Brief
Give all of the listing again word for word, with images excluded.

---------- Data shown ----------

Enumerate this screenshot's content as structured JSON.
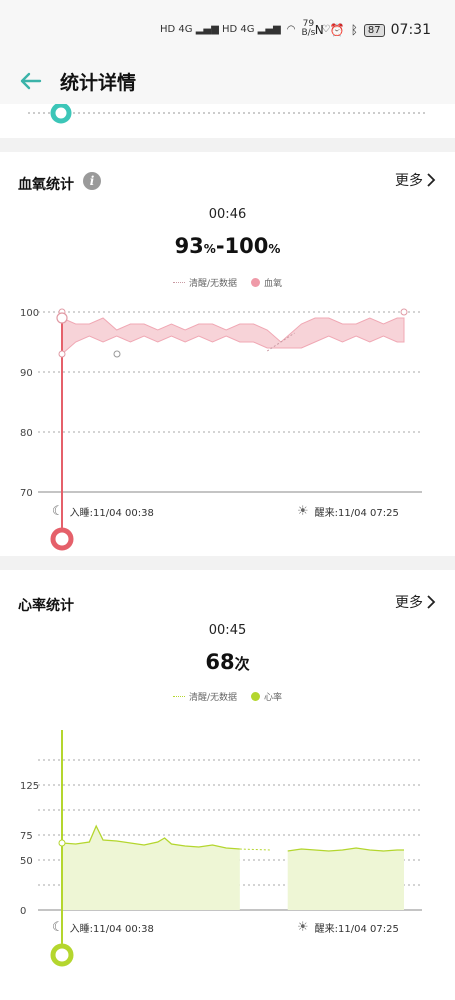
{
  "status_bar": {
    "net_speed_value": "79",
    "net_speed_unit": "B/s",
    "battery": "87",
    "time": "07:31"
  },
  "header": {
    "title": "统计详情"
  },
  "spo2": {
    "title": "血氧统计",
    "more": "更多",
    "time": "00:46",
    "value_low": "93",
    "value_high": "100",
    "unit": "%",
    "legend_awake": "清醒/无数据",
    "legend_series": "血氧",
    "sleep_label": "入睡:11/04 00:38",
    "wake_label": "醒来:11/04 07:25",
    "colors": {
      "accent": "#e5606a",
      "fill": "#f7d3d8"
    }
  },
  "hr": {
    "title": "心率统计",
    "more": "更多",
    "time": "00:45",
    "value": "68",
    "unit": "次",
    "legend_awake": "清醒/无数据",
    "legend_series": "心率",
    "sleep_label": "入睡:11/04 00:38",
    "wake_label": "醒来:11/04 07:25",
    "colors": {
      "accent": "#b4d62e",
      "fill": "#eef6d5"
    }
  },
  "chart_data": [
    {
      "type": "area",
      "ylim": [
        70,
        100
      ],
      "yticks": [
        "100",
        "90",
        "80",
        "70"
      ],
      "xlabel": "",
      "ylabel": "",
      "series": [
        {
          "name": "血氧",
          "x": [
            0,
            0.04,
            0.08,
            0.12,
            0.16,
            0.2,
            0.24,
            0.28,
            0.32,
            0.36,
            0.4,
            0.44,
            0.48,
            0.52,
            0.56,
            0.6,
            0.64,
            0.7,
            0.74,
            0.78,
            0.82,
            0.86,
            0.9,
            0.94,
            0.98,
            1.0
          ],
          "high": [
            99,
            98,
            98,
            99,
            97,
            98,
            98,
            97,
            98,
            97,
            98,
            98,
            97,
            98,
            98,
            97,
            95,
            98,
            99,
            99,
            98,
            98,
            99,
            98,
            99,
            99
          ],
          "low": [
            93,
            95,
            96,
            95,
            96,
            95,
            96,
            95,
            96,
            95,
            96,
            95,
            96,
            95,
            95,
            94,
            94,
            94,
            95,
            96,
            95,
            96,
            95,
            96,
            95,
            95
          ]
        }
      ]
    },
    {
      "type": "area",
      "ylim": [
        0,
        150
      ],
      "yticks": [
        "125",
        "75",
        "50",
        "0"
      ],
      "xlabel": "",
      "ylabel": "",
      "series": [
        {
          "name": "心率",
          "x": [
            0,
            0.04,
            0.08,
            0.1,
            0.12,
            0.16,
            0.2,
            0.24,
            0.28,
            0.3,
            0.32,
            0.36,
            0.4,
            0.44,
            0.48,
            0.52,
            0.56,
            0.6,
            0.66,
            0.7,
            0.74,
            0.78,
            0.82,
            0.86,
            0.9,
            0.94,
            0.98,
            1.0
          ],
          "values": [
            67,
            66,
            68,
            84,
            70,
            69,
            67,
            65,
            68,
            72,
            66,
            64,
            63,
            65,
            62,
            61,
            60,
            60,
            59,
            61,
            60,
            59,
            60,
            62,
            60,
            59,
            60,
            60
          ]
        }
      ]
    }
  ]
}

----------

Written reply
Enumerate this screenshot's content as structured JSON.
{
  "status_bar": {
    "net_speed_value": "79",
    "net_speed_unit": "B/s",
    "battery": "87",
    "time": "07:31"
  },
  "header": {
    "title": "统计详情"
  },
  "spo2": {
    "title": "血氧统计",
    "more": "更多",
    "time": "00:46",
    "value_low": "93",
    "value_high": "100",
    "unit": "%",
    "legend_awake": "清醒/无数据",
    "legend_series": "血氧",
    "sleep_label": "入睡:11/04 00:38",
    "wake_label": "醒来:11/04 07:25",
    "colors": {
      "accent": "#e5606a",
      "fill": "#f7d3d8"
    }
  },
  "hr": {
    "title": "心率统计",
    "more": "更多",
    "time": "00:45",
    "value": "68",
    "unit": "次",
    "legend_awake": "清醒/无数据",
    "legend_series": "心率",
    "sleep_label": "入睡:11/04 00:38",
    "wake_label": "醒来:11/04 07:25",
    "colors": {
      "accent": "#b4d62e",
      "fill": "#eef6d5"
    }
  },
  "chart_data": [
    {
      "type": "area",
      "ylim": [
        70,
        100
      ],
      "yticks": [
        "100",
        "90",
        "80",
        "70"
      ],
      "xlabel": "",
      "ylabel": "",
      "series": [
        {
          "name": "血氧",
          "x": [
            0,
            0.04,
            0.08,
            0.12,
            0.16,
            0.2,
            0.24,
            0.28,
            0.32,
            0.36,
            0.4,
            0.44,
            0.48,
            0.52,
            0.56,
            0.6,
            0.64,
            0.7,
            0.74,
            0.78,
            0.82,
            0.86,
            0.9,
            0.94,
            0.98,
            1.0
          ],
          "high": [
            99,
            98,
            98,
            99,
            97,
            98,
            98,
            97,
            98,
            97,
            98,
            98,
            97,
            98,
            98,
            97,
            95,
            98,
            99,
            99,
            98,
            98,
            99,
            98,
            99,
            99
          ],
          "low": [
            93,
            95,
            96,
            95,
            96,
            95,
            96,
            95,
            96,
            95,
            96,
            95,
            96,
            95,
            95,
            94,
            94,
            94,
            95,
            96,
            95,
            96,
            95,
            96,
            95,
            95
          ]
        }
      ]
    },
    {
      "type": "area",
      "ylim": [
        0,
        150
      ],
      "yticks": [
        "125",
        "75",
        "50",
        "0"
      ],
      "xlabel": "",
      "ylabel": "",
      "series": [
        {
          "name": "心率",
          "x": [
            0,
            0.04,
            0.08,
            0.1,
            0.12,
            0.16,
            0.2,
            0.24,
            0.28,
            0.3,
            0.32,
            0.36,
            0.4,
            0.44,
            0.48,
            0.52,
            0.56,
            0.6,
            0.66,
            0.7,
            0.74,
            0.78,
            0.82,
            0.86,
            0.9,
            0.94,
            0.98,
            1.0
          ],
          "values": [
            67,
            66,
            68,
            84,
            70,
            69,
            67,
            65,
            68,
            72,
            66,
            64,
            63,
            65,
            62,
            61,
            60,
            60,
            59,
            61,
            60,
            59,
            60,
            62,
            60,
            59,
            60,
            60
          ]
        }
      ]
    }
  ]
}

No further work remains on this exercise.